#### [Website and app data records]
________________
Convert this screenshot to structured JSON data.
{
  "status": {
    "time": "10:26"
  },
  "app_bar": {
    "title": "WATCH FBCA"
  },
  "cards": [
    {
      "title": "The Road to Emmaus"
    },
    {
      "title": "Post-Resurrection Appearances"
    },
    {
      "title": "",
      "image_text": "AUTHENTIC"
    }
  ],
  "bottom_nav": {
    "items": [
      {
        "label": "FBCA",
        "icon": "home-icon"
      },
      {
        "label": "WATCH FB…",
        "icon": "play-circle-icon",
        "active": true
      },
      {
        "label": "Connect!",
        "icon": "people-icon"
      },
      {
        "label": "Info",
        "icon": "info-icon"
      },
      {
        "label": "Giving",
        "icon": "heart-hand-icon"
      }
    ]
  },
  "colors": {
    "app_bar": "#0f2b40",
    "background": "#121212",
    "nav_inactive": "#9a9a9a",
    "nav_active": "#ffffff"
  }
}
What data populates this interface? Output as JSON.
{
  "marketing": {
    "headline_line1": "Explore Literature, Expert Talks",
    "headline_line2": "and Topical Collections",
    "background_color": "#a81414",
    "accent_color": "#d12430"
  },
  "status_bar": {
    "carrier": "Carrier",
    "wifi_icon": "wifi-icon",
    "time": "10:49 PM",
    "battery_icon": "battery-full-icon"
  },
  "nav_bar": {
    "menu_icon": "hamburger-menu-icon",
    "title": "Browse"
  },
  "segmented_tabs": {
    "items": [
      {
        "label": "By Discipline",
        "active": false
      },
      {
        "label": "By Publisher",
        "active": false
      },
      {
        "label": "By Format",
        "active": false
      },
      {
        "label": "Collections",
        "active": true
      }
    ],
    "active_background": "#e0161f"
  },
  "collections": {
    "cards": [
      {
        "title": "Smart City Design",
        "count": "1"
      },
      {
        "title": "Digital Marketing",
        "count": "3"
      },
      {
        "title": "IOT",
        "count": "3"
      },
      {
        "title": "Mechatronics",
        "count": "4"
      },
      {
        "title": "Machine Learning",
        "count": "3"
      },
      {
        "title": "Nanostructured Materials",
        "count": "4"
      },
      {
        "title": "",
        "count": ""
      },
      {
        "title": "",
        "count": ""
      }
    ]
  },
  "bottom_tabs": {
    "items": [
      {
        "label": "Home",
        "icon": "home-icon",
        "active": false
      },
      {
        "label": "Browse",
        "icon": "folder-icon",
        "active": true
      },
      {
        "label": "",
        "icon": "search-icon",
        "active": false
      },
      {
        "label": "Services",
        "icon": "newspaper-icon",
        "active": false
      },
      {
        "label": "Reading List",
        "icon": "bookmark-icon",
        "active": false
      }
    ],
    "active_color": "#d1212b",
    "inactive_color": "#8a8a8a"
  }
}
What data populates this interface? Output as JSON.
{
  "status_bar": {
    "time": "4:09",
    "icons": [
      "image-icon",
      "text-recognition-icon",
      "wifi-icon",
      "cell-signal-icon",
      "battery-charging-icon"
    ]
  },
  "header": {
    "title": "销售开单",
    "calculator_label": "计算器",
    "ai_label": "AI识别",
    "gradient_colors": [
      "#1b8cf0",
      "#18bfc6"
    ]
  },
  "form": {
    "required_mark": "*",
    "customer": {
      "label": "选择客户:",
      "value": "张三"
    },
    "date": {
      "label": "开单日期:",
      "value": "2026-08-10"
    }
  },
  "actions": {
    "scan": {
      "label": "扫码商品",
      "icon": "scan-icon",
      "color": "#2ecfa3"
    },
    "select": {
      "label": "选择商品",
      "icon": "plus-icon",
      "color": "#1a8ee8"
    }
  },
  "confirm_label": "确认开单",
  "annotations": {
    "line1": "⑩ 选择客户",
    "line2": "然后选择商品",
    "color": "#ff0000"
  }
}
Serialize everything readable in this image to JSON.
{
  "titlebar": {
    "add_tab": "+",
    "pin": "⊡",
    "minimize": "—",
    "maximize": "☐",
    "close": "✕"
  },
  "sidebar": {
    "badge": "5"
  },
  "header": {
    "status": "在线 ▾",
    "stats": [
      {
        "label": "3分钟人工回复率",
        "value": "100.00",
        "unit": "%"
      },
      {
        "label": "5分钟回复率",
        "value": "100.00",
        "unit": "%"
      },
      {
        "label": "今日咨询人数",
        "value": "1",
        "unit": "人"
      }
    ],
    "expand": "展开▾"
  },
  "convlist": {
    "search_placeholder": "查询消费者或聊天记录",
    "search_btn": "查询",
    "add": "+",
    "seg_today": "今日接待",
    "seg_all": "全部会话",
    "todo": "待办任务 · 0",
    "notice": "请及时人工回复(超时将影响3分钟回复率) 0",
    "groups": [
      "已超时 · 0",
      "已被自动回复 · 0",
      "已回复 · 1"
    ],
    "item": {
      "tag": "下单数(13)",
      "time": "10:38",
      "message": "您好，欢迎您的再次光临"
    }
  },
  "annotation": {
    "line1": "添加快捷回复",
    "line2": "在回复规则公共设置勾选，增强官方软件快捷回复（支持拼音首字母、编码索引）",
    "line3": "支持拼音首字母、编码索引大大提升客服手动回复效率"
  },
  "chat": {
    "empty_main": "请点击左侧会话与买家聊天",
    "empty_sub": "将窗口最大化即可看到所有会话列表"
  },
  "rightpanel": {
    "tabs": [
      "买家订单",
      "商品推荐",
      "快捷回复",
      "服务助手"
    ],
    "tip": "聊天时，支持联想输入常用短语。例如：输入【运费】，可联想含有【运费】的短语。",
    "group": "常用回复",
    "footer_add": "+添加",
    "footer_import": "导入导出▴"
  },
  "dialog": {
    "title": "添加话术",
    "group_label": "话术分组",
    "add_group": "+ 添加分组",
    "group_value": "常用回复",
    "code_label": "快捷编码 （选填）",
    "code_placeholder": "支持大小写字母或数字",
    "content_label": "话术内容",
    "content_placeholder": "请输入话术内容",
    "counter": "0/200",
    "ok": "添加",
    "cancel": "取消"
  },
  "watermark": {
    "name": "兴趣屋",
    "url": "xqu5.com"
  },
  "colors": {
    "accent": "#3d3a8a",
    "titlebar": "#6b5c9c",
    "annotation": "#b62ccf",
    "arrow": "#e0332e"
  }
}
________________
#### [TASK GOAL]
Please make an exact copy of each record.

#### [SOLUTION FOR THIS PROBLEM]
Convert this screenshot to structured JSON data.
{
  "status": {
    "time": "10:26"
  },
  "app_bar": {
    "title": "WATCH FBCA"
  },
  "cards": [
    {
      "title": "The Road to Emmaus"
    },
    {
      "title": "Post-Resurrection Appearances"
    },
    {
      "title": "",
      "image_text": "AUTHENTIC"
    }
  ],
  "bottom_nav": {
    "items": [
      {
        "label": "FBCA",
        "icon": "home-icon"
      },
      {
        "label": "WATCH FB…",
        "icon": "play-circle-icon",
        "active": true
      },
      {
        "label": "Connect!",
        "icon": "people-icon"
      },
      {
        "label": "Info",
        "icon": "info-icon"
      },
      {
        "label": "Giving",
        "icon": "heart-hand-icon"
      }
    ]
  },
  "colors": {
    "app_bar": "#0f2b40",
    "background": "#121212",
    "nav_inactive": "#9a9a9a",
    "nav_active": "#ffffff"
  }
}
What data populates this interface? Output as JSON.
{
  "marketing": {
    "headline_line1": "Explore Literature, Expert Talks",
    "headline_line2": "and Topical Collections",
    "background_color": "#a81414",
    "accent_color": "#d12430"
  },
  "status_bar": {
    "carrier": "Carrier",
    "wifi_icon": "wifi-icon",
    "time": "10:49 PM",
    "battery_icon": "battery-full-icon"
  },
  "nav_bar": {
    "menu_icon": "hamburger-menu-icon",
    "title": "Browse"
  },
  "segmented_tabs": {
    "items": [
      {
        "label": "By Discipline",
        "active": false
      },
      {
        "label": "By Publisher",
        "active": false
      },
      {
        "label": "By Format",
        "active": false
      },
      {
        "label": "Collections",
        "active": true
      }
    ],
    "active_background": "#e0161f"
  },
  "collections": {
    "cards": [
      {
        "title": "Smart City Design",
        "count": "1"
      },
      {
        "title": "Digital Marketing",
        "count": "3"
      },
      {
        "title": "IOT",
        "count": "3"
      },
      {
        "title": "Mechatronics",
        "count": "4"
      },
      {
        "title": "Machine Learning",
        "count": "3"
      },
      {
        "title": "Nanostructured Materials",
        "count": "4"
      },
      {
        "title": "",
        "count": ""
      },
      {
        "title": "",
        "count": ""
      }
    ]
  },
  "bottom_tabs": {
    "items": [
      {
        "label": "Home",
        "icon": "home-icon",
        "active": false
      },
      {
        "label": "Browse",
        "icon": "folder-icon",
        "active": true
      },
      {
        "label": "",
        "icon": "search-icon",
        "active": false
      },
      {
        "label": "Services",
        "icon": "newspaper-icon",
        "active": false
      },
      {
        "label": "Reading List",
        "icon": "bookmark-icon",
        "active": false
      }
    ],
    "active_color": "#d1212b",
    "inactive_color": "#8a8a8a"
  }
}
What data populates this interface? Output as JSON.
{
  "status_bar": {
    "time": "4:09",
    "icons": [
      "image-icon",
      "text-recognition-icon",
      "wifi-icon",
      "cell-signal-icon",
      "battery-charging-icon"
    ]
  },
  "header": {
    "title": "销售开单",
    "calculator_label": "计算器",
    "ai_label": "AI识别",
    "gradient_colors": [
      "#1b8cf0",
      "#18bfc6"
    ]
  },
  "form": {
    "required_mark": "*",
    "customer": {
      "label": "选择客户:",
      "value": "张三"
    },
    "date": {
      "label": "开单日期:",
      "value": "2026-08-10"
    }
  },
  "actions": {
    "scan": {
      "label": "扫码商品",
      "icon": "scan-icon",
      "color": "#2ecfa3"
    },
    "select": {
      "label": "选择商品",
      "icon": "plus-icon",
      "color": "#1a8ee8"
    }
  },
  "confirm_label": "确认开单",
  "annotations": {
    "line1": "⑩ 选择客户",
    "line2": "然后选择商品",
    "color": "#ff0000"
  }
}
Serialize everything readable in this image to JSON.
{
  "titlebar": {
    "add_tab": "+",
    "pin": "⊡",
    "minimize": "—",
    "maximize": "☐",
    "close": "✕"
  },
  "sidebar": {
    "badge": "5"
  },
  "header": {
    "status": "在线 ▾",
    "stats": [
      {
        "label": "3分钟人工回复率",
        "value": "100.00",
        "unit": "%"
      },
      {
        "label": "5分钟回复率",
        "value": "100.00",
        "unit": "%"
      },
      {
        "label": "今日咨询人数",
        "value": "1",
        "unit": "人"
      }
    ],
    "expand": "展开▾"
  },
  "convlist": {
    "search_placeholder": "查询消费者或聊天记录",
    "search_btn": "查询",
    "add": "+",
    "seg_today": "今日接待",
    "seg_all": "全部会话",
    "todo": "待办任务 · 0",
    "notice": "请及时人工回复(超时将影响3分钟回复率) 0",
    "groups": [
      "已超时 · 0",
      "已被自动回复 · 0",
      "已回复 · 1"
    ],
    "item": {
      "tag": "下单数(13)",
      "time": "10:38",
      "message": "您好，欢迎您的再次光临"
    }
  },
  "annotation": {
    "line1": "添加快捷回复",
    "line2": "在回复规则公共设置勾选，增强官方软件快捷回复（支持拼音首字母、编码索引）",
    "line3": "支持拼音首字母、编码索引大大提升客服手动回复效率"
  },
  "chat": {
    "empty_main": "请点击左侧会话与买家聊天",
    "empty_sub": "将窗口最大化即可看到所有会话列表"
  },
  "rightpanel": {
    "tabs": [
      "买家订单",
      "商品推荐",
      "快捷回复",
      "服务助手"
    ],
    "tip": "聊天时，支持联想输入常用短语。例如：输入【运费】，可联想含有【运费】的短语。",
    "group": "常用回复",
    "footer_add": "+添加",
    "footer_import": "导入导出▴"
  },
  "dialog": {
    "title": "添加话术",
    "group_label": "话术分组",
    "add_group": "+ 添加分组",
    "group_value": "常用回复",
    "code_label": "快捷编码 （选填）",
    "code_placeholder": "支持大小写字母或数字",
    "content_label": "话术内容",
    "content_placeholder": "请输入话术内容",
    "counter": "0/200",
    "ok": "添加",
    "cancel": "取消"
  },
  "watermark": {
    "name": "兴趣屋",
    "url": "xqu5.com"
  },
  "colors": {
    "accent": "#3d3a8a",
    "titlebar": "#6b5c9c",
    "annotation": "#b62ccf",
    "arrow": "#e0332e"
  }
}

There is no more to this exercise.